Climate Finance | April 16, 2024

Pula lands $20 million to offer livestock insurance to smallholder farmers

Lucy Ngige
Guest Author

Lucy Ngige

Insurance tech startup Pula launched in 2015 to provide crop insurance to small scale farmers, 80% of whom lack access to products that protect their incomes from extreme weather events, like drought. The Kenyan company partners with insurers to embed their policies into the costs of the farm inputs farmers buy – when a farmer buys seeds, for example, those seeds come with an insurance policy.

Its $20 million Series B equity round will support its expansion into livestock insurance. Swiss impact investor BlueOrchard led the round. Along with existing investors, Gates Foundation, Kenyan venture capital firm Hesabu Capital and the IFC also participated (see, “The next big thing is climate adaptation for smallholder farmers“).

Pula, along with Oko in Mali and ACRE Africa in Zambia, provide insurance to partially derisk agricultural production and help farmers who suffer bad seasons plant again.

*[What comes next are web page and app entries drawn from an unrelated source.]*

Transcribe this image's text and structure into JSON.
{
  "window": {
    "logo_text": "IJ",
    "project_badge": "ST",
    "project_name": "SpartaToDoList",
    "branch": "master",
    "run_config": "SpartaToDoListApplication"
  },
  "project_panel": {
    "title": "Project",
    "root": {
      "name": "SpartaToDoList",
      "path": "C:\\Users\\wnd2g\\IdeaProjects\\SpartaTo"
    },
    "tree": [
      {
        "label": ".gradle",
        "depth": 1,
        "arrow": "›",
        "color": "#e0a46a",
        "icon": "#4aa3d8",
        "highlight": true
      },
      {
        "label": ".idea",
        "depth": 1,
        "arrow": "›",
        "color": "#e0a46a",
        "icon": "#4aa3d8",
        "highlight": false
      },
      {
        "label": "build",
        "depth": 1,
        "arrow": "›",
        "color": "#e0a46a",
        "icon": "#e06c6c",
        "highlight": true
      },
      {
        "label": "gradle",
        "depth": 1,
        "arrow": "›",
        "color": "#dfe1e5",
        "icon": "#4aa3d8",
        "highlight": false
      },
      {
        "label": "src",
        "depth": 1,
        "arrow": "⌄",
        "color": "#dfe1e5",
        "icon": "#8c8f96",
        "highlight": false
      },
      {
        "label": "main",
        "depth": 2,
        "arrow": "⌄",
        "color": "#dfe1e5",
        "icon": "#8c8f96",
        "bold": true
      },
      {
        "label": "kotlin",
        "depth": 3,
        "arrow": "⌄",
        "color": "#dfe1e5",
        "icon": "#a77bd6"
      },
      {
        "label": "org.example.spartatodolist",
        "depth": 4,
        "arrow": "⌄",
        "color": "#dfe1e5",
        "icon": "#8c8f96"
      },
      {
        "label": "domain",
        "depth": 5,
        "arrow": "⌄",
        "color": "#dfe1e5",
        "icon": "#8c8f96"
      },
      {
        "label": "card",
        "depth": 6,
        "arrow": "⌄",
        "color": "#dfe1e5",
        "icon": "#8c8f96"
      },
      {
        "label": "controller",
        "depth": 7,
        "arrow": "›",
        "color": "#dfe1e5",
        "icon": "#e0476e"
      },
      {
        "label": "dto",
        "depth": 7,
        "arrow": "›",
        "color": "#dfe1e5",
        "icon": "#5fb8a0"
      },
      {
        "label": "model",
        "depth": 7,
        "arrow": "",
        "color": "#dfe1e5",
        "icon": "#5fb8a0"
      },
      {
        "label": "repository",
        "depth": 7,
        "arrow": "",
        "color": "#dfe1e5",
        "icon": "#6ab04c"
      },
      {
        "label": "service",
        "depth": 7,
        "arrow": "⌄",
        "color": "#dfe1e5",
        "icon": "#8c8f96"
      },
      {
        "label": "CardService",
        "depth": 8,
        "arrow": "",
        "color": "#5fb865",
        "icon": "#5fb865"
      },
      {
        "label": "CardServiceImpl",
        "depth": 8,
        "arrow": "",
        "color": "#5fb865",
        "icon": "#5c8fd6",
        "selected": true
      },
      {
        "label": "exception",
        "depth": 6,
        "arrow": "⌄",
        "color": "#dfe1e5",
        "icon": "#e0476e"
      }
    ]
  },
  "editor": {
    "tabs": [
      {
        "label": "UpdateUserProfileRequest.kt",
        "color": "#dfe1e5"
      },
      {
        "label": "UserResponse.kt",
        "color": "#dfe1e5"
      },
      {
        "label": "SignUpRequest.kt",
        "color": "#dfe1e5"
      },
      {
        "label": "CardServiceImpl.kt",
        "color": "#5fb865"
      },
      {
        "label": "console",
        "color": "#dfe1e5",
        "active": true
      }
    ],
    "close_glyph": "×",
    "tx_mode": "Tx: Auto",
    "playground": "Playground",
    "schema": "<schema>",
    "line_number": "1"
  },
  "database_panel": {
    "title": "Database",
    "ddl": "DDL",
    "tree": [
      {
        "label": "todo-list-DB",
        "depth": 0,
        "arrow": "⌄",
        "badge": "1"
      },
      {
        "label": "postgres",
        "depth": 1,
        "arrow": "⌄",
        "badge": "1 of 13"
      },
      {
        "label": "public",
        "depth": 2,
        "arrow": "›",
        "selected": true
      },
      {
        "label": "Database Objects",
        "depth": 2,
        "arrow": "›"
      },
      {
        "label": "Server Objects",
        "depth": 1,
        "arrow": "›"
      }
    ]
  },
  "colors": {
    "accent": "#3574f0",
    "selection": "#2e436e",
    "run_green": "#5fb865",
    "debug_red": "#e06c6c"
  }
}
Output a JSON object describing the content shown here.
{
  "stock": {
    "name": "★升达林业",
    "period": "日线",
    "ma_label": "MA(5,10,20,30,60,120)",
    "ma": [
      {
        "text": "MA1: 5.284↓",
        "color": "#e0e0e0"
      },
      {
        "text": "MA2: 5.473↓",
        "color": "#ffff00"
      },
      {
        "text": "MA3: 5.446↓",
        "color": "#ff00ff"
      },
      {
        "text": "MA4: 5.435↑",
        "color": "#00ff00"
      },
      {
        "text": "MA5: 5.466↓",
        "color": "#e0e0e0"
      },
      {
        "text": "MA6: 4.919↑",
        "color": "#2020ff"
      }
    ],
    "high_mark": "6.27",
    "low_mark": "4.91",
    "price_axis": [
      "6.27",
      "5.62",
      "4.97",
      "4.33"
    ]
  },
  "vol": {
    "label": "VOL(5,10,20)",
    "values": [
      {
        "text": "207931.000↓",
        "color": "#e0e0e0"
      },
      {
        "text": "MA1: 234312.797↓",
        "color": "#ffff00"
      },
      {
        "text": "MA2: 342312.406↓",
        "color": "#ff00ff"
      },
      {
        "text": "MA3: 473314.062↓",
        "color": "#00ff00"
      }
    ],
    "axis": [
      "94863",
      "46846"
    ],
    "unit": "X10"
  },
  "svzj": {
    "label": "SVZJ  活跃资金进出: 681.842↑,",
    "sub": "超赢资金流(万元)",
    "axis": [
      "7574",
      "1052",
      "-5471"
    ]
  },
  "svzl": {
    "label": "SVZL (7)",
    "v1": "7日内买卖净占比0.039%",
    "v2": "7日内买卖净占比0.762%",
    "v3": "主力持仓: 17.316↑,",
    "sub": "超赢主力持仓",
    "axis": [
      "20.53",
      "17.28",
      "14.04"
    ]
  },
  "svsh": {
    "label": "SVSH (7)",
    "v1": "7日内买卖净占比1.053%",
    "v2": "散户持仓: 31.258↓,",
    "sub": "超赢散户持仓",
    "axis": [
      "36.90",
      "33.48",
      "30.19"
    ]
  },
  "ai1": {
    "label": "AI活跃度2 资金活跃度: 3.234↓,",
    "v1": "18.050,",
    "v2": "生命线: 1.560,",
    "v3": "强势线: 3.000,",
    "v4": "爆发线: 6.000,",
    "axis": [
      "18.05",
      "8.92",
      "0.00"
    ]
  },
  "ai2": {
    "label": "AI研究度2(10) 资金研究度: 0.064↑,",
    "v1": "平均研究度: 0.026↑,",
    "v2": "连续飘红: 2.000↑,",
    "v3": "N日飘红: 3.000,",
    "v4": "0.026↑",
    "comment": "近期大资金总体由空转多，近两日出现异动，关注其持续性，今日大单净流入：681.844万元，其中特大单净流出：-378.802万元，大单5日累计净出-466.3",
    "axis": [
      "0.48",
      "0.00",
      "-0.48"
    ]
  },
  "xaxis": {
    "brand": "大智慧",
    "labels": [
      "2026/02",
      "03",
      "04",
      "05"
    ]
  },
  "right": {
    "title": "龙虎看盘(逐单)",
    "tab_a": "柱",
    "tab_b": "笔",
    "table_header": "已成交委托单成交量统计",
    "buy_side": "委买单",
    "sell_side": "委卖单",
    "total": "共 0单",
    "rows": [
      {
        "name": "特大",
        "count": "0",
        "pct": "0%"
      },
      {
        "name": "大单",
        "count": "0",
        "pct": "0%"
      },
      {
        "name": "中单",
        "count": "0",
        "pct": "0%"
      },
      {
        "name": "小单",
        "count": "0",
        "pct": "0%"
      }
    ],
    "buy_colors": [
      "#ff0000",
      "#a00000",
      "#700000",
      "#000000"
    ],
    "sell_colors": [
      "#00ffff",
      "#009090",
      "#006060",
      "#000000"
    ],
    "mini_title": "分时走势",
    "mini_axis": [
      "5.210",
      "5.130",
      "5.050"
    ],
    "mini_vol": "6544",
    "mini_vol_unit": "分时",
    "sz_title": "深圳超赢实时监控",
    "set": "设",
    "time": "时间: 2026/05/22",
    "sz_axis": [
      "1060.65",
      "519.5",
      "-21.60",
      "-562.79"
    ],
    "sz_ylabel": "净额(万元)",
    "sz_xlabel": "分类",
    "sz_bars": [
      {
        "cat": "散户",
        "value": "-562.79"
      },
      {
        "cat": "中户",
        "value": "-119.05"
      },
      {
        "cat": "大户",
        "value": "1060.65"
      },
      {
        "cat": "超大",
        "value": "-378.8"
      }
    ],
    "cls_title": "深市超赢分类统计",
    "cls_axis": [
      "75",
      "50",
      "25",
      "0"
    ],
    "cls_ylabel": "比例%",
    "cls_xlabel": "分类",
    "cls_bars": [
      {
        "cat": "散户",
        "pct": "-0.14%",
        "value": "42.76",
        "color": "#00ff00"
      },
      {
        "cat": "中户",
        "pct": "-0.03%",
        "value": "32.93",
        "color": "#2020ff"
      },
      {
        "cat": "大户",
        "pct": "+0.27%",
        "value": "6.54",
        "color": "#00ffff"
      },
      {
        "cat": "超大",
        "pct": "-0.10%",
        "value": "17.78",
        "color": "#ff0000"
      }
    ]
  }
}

The approach spares households the domino effects of being unable to repay early-season loans for seeds and fertilizer, like losing their land, taking their children out of school or going hungry (listen to the podcast, “Acre Africa: Insuring farmers against crop failures and climate change”). Such “parametric” coverage doesn’t require farmers to make individual claims; rather they get automatic payouts upon specific weather events, like inadequate rainfall over a crop cycle.

Africa is the least-insured region for farmers.